LISTED ENTRIES:
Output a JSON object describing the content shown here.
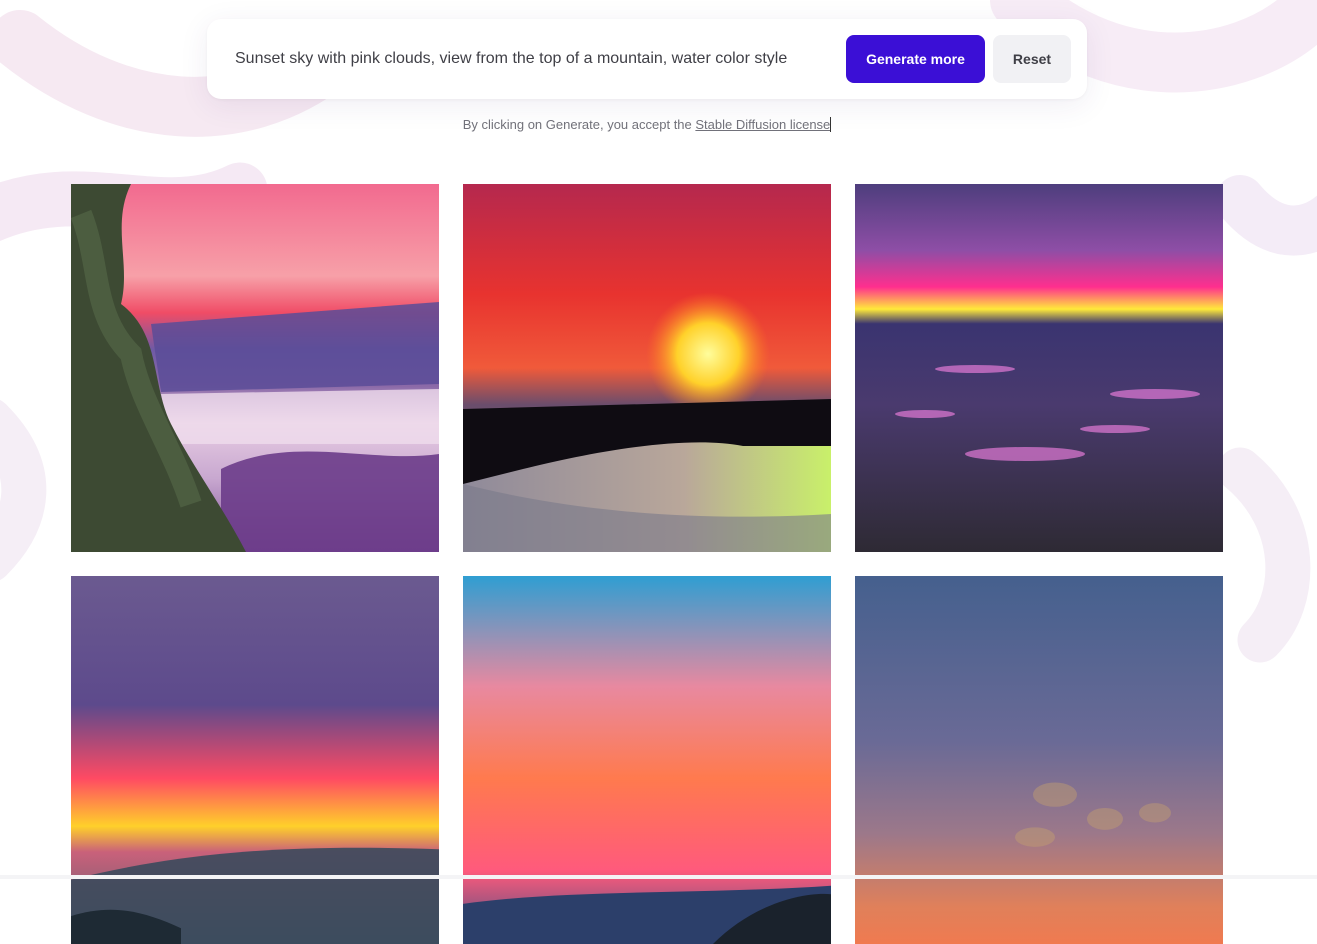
{
  "prompt": {
    "text": "Sunset sky with pink clouds, view from the top of a mountain, water color style"
  },
  "buttons": {
    "generate_label": "Generate more",
    "reset_label": "Reset"
  },
  "license": {
    "prefix": "By clicking on Generate, you accept the",
    "link_text": "Stable Diffusion license"
  },
  "colors": {
    "accent": "#3b0fd6",
    "reset_bg": "#f1f1f4"
  },
  "images": [
    {
      "name": "generated-image-1",
      "alt": "watercolor sunset with pine trees and purple hills"
    },
    {
      "name": "generated-image-2",
      "alt": "watercolor red sunset over a lake"
    },
    {
      "name": "generated-image-3",
      "alt": "purple sky with bright magenta horizon over a city"
    },
    {
      "name": "generated-image-4",
      "alt": "dark purple clouds with golden sunset over mountains"
    },
    {
      "name": "generated-image-5",
      "alt": "blue sky with orange pink clouds over a valley"
    },
    {
      "name": "generated-image-6",
      "alt": "textured blue to orange gradient sky"
    }
  ]
}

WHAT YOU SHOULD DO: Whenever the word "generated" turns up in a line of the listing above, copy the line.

SOLUTION FOR THIS PROBLEM:
      "name": "generated-image-1",
      "name": "generated-image-2",
      "name": "generated-image-3",
      "name": "generated-image-4",
      "name": "generated-image-5",
      "name": "generated-image-6",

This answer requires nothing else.